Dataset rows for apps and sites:
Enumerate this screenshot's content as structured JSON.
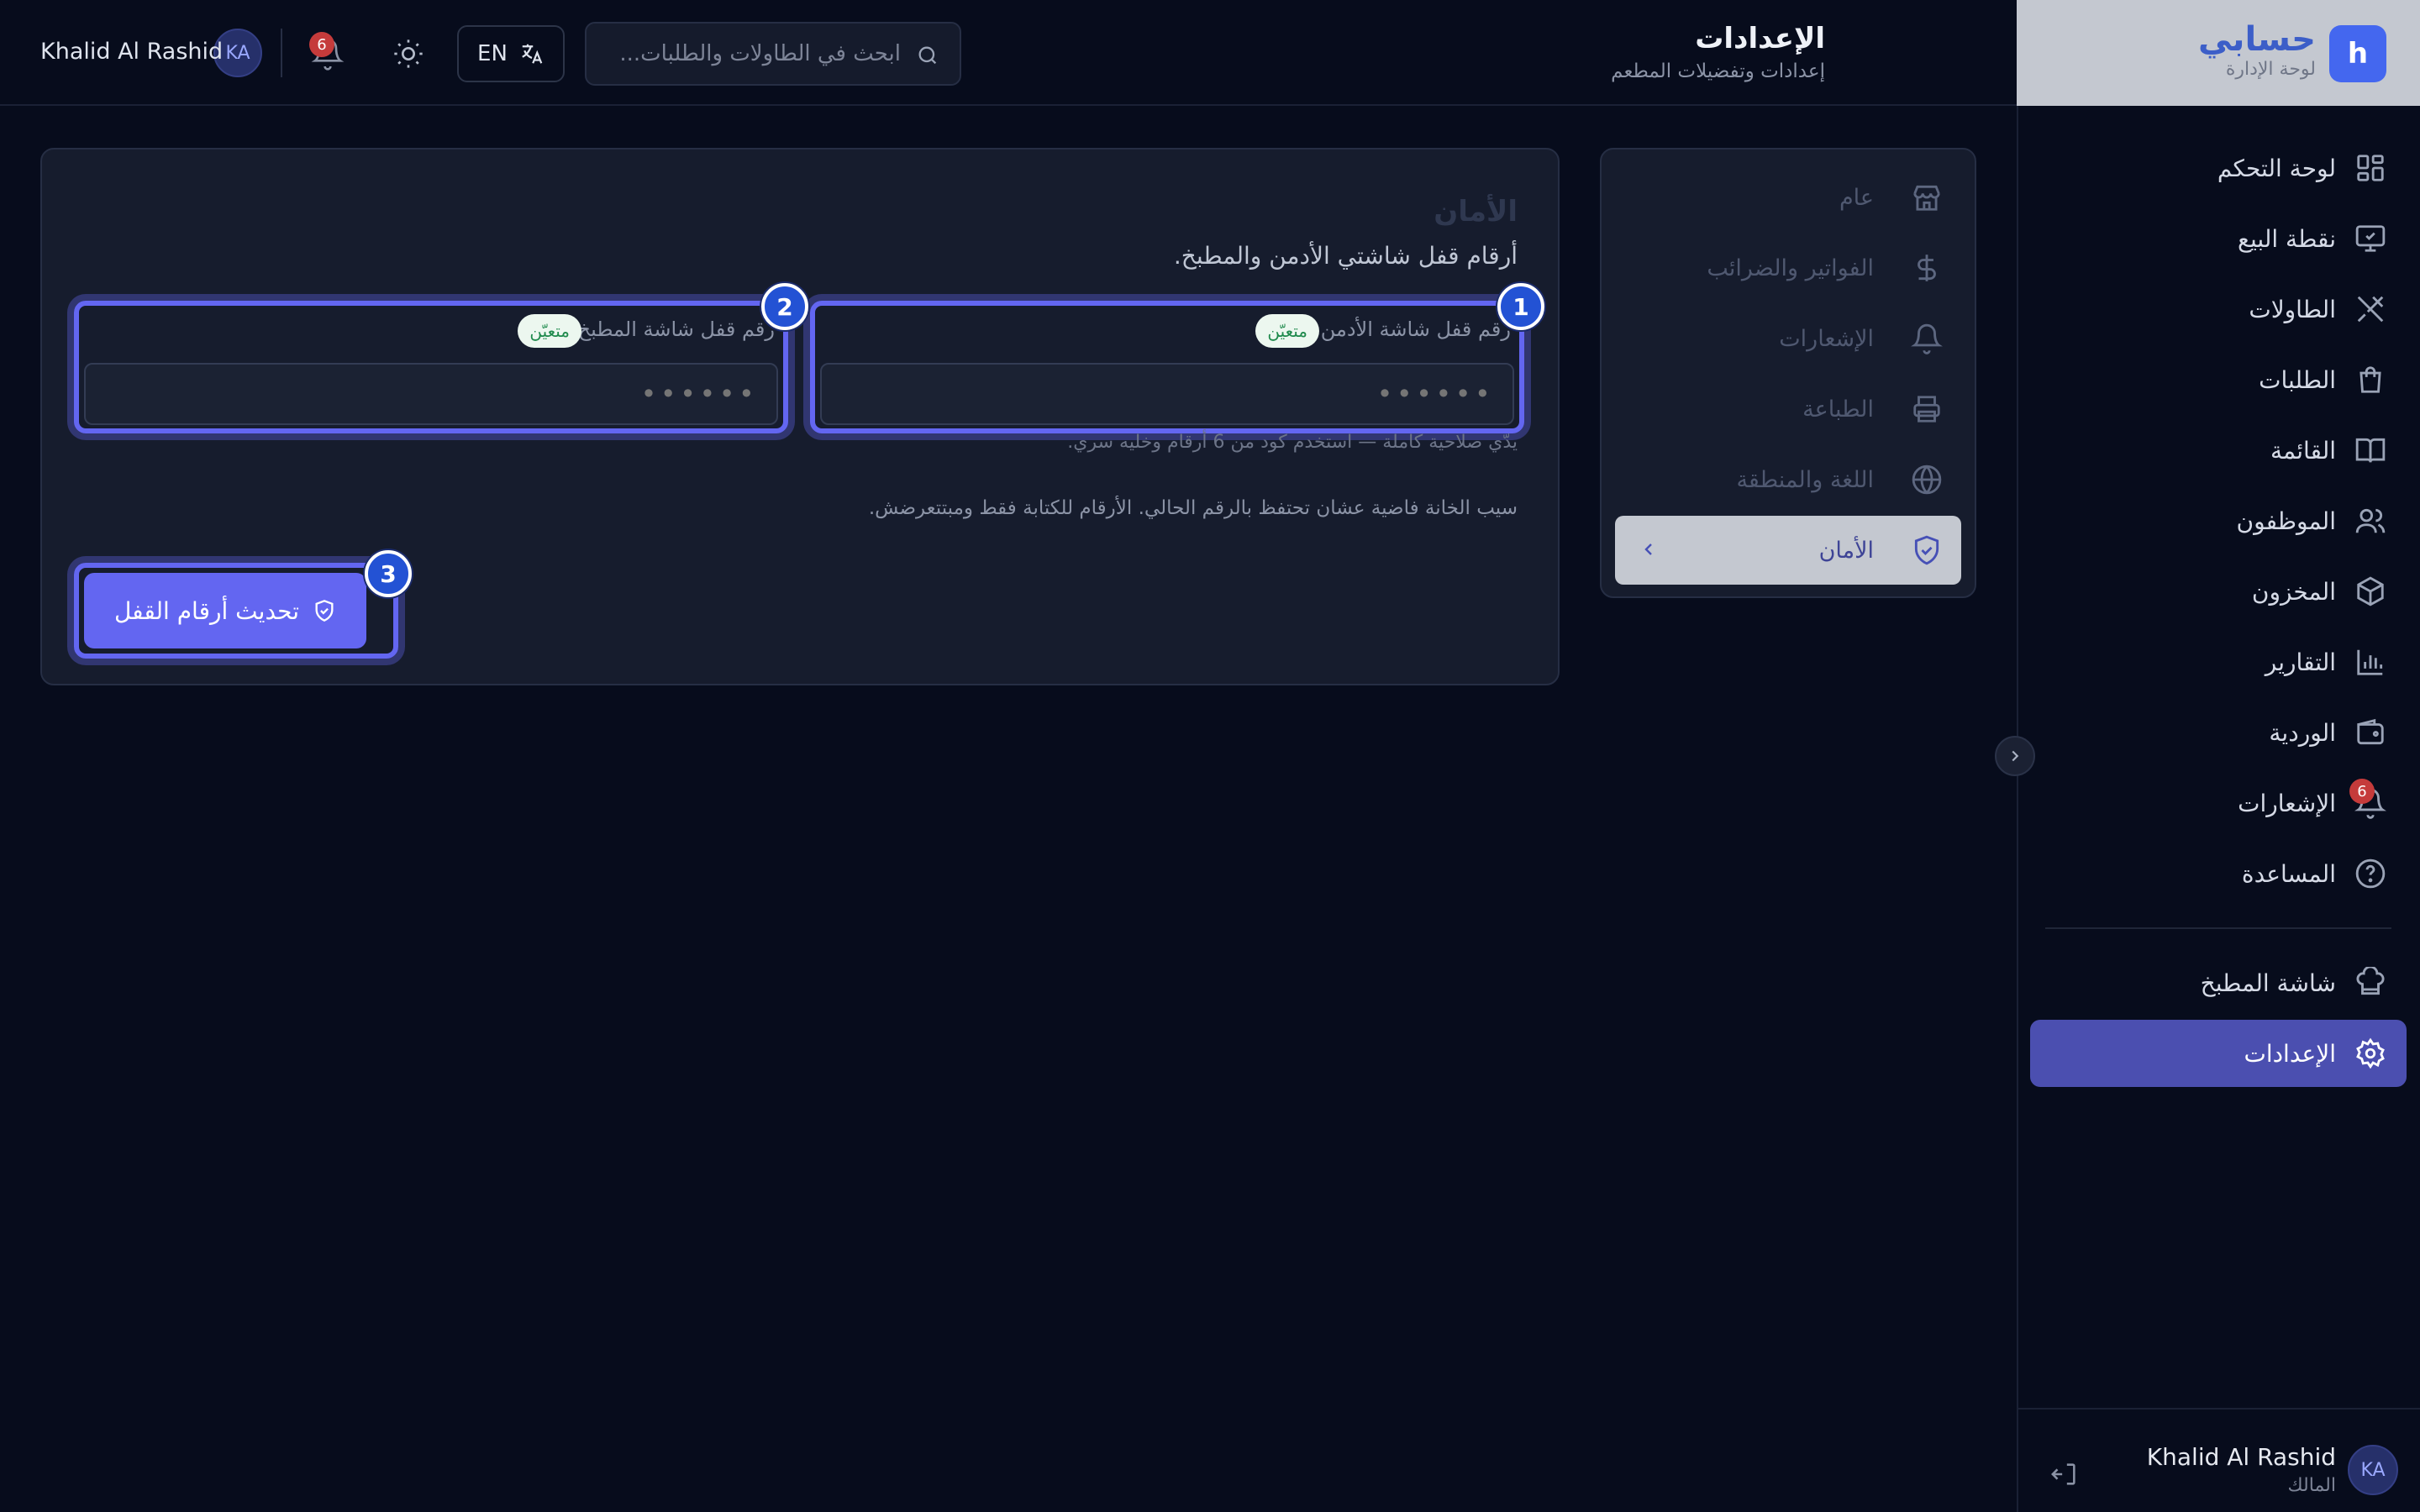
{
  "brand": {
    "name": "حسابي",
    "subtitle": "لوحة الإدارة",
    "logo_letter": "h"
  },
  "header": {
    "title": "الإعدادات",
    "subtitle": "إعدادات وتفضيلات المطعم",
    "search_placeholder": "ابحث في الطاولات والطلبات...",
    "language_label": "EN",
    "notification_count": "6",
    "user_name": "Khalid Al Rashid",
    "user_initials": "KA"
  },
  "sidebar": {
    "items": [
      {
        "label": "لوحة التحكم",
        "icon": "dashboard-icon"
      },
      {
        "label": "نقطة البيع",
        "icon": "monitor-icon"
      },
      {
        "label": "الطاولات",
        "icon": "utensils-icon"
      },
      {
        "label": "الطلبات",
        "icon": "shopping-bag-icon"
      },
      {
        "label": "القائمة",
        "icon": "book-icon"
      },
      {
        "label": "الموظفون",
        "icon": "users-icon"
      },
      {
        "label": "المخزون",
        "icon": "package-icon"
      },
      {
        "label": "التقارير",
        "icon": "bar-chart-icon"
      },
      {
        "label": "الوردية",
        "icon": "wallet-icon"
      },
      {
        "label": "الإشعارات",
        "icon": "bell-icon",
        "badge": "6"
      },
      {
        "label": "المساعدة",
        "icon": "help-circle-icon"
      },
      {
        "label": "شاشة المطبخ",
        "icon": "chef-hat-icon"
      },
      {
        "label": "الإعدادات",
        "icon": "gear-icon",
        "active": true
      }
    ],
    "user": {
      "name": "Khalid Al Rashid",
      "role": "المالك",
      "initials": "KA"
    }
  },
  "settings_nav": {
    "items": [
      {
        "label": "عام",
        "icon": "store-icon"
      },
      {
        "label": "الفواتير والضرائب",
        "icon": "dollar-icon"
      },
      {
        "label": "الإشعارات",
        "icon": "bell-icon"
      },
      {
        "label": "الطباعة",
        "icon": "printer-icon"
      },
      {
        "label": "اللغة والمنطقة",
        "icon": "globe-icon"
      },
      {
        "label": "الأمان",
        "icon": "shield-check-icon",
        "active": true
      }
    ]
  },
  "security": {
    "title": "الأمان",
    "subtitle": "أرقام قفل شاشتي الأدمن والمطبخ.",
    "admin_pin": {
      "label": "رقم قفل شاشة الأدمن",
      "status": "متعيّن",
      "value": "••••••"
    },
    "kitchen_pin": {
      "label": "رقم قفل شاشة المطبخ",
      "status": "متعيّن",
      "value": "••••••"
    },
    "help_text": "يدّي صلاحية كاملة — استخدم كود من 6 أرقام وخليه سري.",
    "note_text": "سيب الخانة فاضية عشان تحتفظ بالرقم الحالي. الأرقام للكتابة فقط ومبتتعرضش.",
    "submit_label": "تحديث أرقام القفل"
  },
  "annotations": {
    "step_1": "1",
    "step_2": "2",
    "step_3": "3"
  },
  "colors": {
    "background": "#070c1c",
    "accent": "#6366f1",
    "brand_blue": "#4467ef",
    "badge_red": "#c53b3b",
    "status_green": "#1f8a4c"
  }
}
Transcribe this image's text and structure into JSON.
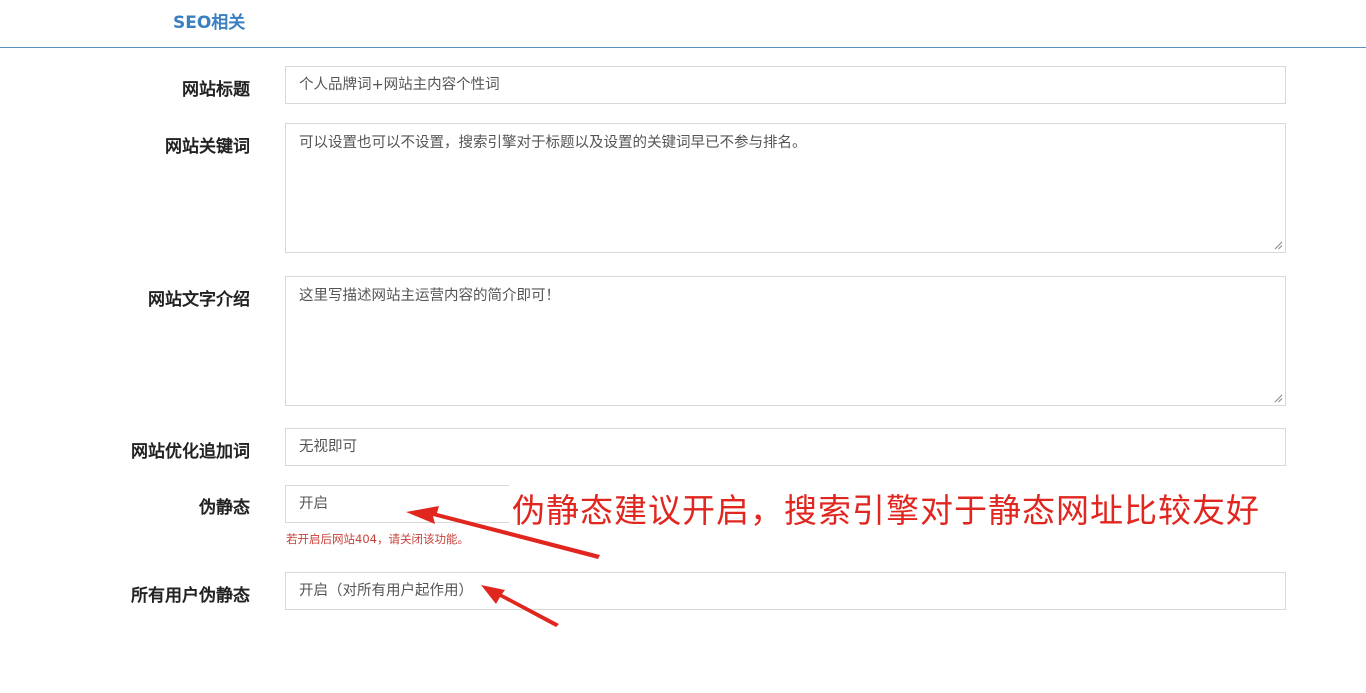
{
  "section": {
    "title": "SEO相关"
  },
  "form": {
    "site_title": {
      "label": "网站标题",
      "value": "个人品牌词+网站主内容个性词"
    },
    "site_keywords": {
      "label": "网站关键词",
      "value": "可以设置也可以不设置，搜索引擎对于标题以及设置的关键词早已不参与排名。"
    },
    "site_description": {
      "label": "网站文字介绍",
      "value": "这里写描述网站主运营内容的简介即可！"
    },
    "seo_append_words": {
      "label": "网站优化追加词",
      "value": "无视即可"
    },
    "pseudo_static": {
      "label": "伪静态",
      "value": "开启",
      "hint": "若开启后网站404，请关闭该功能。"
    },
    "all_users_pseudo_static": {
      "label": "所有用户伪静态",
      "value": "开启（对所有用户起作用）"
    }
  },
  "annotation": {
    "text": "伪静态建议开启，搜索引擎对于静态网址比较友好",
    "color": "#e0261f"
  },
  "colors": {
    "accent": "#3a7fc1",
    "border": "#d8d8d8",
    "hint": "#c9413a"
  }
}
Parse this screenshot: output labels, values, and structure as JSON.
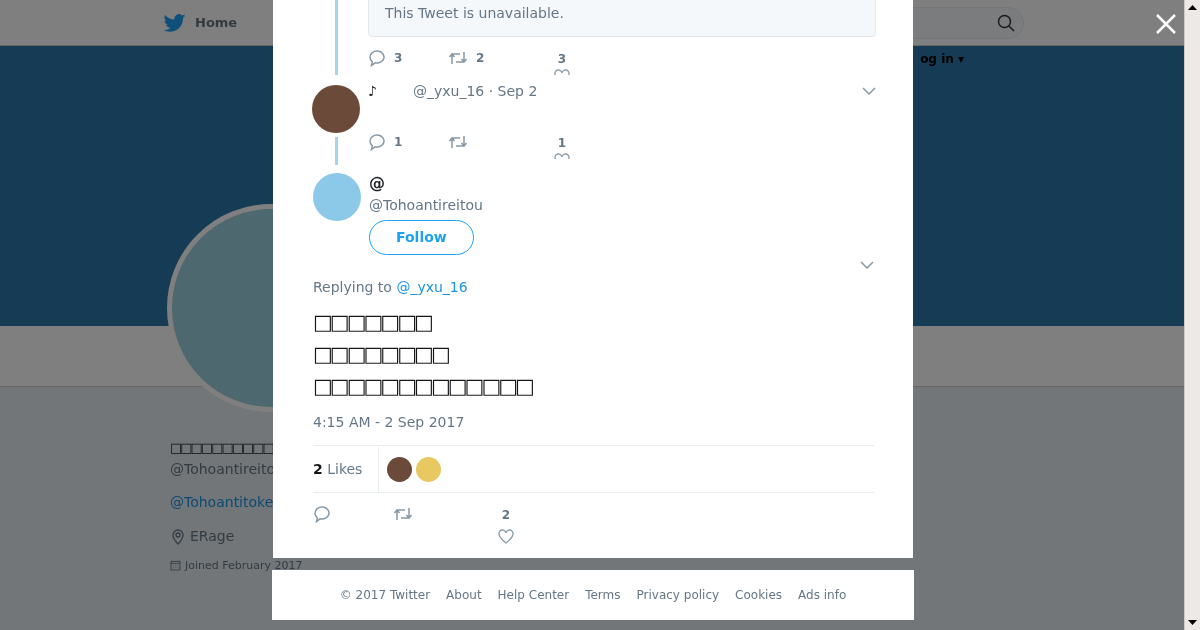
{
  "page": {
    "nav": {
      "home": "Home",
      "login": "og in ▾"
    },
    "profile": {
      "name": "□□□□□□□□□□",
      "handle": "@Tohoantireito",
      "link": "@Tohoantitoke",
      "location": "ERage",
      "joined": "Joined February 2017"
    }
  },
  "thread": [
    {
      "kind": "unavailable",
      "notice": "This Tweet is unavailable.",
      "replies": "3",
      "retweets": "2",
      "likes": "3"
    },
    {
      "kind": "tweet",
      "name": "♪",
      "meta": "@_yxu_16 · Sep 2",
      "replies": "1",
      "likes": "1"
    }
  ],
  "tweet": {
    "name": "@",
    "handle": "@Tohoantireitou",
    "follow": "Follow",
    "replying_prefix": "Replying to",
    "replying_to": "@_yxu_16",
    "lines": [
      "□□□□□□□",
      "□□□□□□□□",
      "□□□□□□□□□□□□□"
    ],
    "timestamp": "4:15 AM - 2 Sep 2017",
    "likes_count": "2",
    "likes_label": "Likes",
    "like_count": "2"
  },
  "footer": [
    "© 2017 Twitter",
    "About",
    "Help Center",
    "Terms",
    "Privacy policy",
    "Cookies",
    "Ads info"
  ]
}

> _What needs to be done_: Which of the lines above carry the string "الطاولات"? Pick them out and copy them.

> _Solution to the exercise_:
    "search_placeholder": "ابحث في الطاولات والطلبات...",
        "label": "الطاولات",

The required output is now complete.